by Irving Penn
platinum palladium print, 1962
12 5/8 in. x 12 3/4 in. (321 mm x 324 mm)
This portraitback to top
This photograph was taken in London for American Vogue. Bacon's friend, the photographer Bruce Bernard, believed this to be the best photograph of the artist, and described him looking 'rather like a strange child who has just read a few paragraphs of Neitzsche'. Probably taken at Bacon's studio, the worn reproduction of a fake Rembrandt portrait on the wall behind, is typical of the type of found image Bacon would preserve for inspiration.
Linked publicationsback to top
- Saywell, David; Simon, Jacob, Complete Illustrated Catalogue, 2004, p. 27
- Various contributors, National Portrait Gallery: A Portrait of Britain, 2014, p. 222 Read entry

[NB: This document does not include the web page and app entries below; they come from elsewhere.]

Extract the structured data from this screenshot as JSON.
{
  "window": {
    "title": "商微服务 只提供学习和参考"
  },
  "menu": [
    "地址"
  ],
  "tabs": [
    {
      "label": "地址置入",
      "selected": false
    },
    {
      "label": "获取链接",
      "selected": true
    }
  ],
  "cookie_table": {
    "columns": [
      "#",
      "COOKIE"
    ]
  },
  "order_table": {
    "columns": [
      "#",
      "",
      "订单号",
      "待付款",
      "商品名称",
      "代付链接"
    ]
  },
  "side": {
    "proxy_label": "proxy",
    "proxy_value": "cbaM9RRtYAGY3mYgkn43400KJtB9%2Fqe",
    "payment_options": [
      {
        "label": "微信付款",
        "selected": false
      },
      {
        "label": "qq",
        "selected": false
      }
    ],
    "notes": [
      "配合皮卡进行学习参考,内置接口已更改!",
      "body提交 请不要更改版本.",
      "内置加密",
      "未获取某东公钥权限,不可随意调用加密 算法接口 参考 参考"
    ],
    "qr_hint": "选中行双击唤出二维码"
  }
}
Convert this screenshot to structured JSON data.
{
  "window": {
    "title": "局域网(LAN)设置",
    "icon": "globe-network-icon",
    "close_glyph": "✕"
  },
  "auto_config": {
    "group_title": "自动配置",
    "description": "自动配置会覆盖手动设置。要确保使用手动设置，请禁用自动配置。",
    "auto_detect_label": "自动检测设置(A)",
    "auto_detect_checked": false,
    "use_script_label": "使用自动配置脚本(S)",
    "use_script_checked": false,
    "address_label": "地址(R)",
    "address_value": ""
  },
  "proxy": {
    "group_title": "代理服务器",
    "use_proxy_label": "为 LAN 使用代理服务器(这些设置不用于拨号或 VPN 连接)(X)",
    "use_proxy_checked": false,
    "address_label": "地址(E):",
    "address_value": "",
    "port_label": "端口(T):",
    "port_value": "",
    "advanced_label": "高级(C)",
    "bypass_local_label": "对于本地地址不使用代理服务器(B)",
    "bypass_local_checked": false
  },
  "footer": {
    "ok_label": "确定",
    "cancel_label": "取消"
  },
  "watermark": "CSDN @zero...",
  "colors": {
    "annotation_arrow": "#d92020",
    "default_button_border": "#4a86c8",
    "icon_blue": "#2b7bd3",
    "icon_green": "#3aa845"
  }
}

Born in Dublin, Francis Bacon left Ireland aged sixteen and settled permanently in England in 1928. After working as an interior designer, he began painting in about 1930, making his first major impact with Three Studies for Figures at the Base of a Crucifixion (1944, Tate). This photograph was taken in Bacon’s London studio for American Vogue (published 1 November 1963), and the worn reproduction of a fake Rembrandt portrait in the background is typical of the diverse sources of imagery that he preserved for inspiration. Bacon’s international reputation was confirmed by retrospectives at the Institute of Contemporary Arts, London (1955), Guggenheim Museum, New York (1963) and Grand Palais, Paris (1971). He remains one of the most acclaimed British painters of the twentieth century.
Irving Penn (1917–2009) was one of the twentieth century’s most distinguished photographers, and his portraiture spanned seven decades. His long affiliation with Vogue magazine began in 1943. This portrait of Bacon is representative of a change in style that Penn adopted during the 1950s and 1960s, in which he produced much closer, more confronting studies of the face which filled the photographic frame.
Placesback to top
- Place made and portrayed: United Kingdom: England, London (possibly sitter's studio, 7 Reece Mews, South Kensington, London)
Events of 1962back to top
Current affairsAfter a series of by-election defeats, the prime minister, Harold MacMillan organises a drastic cabinet reshuffle, dismissing one third of his cabinet. Liberal MP Jeremy Thorpe's rye comment summed up the desperate action: 'greater love hath no man than this, than to lay down his friends for his life.'
Britain suffers the 'Big Freeze' with no frost-free nights between 22nd December 1962 and 5th March 1963.
Art and scienceThe Beatles have their first hit with Love Me Do and release their first album Please Please Me.
The new Coventry Cathedral is consecrated and creates a showcase for British artistic talent with the first performance of Benjamin Britten's War Requiem, a wall hanging by Graham Sutherland, stained glass by John Piper, and sculptures by Jacob Epstein and Elizabeth Frink.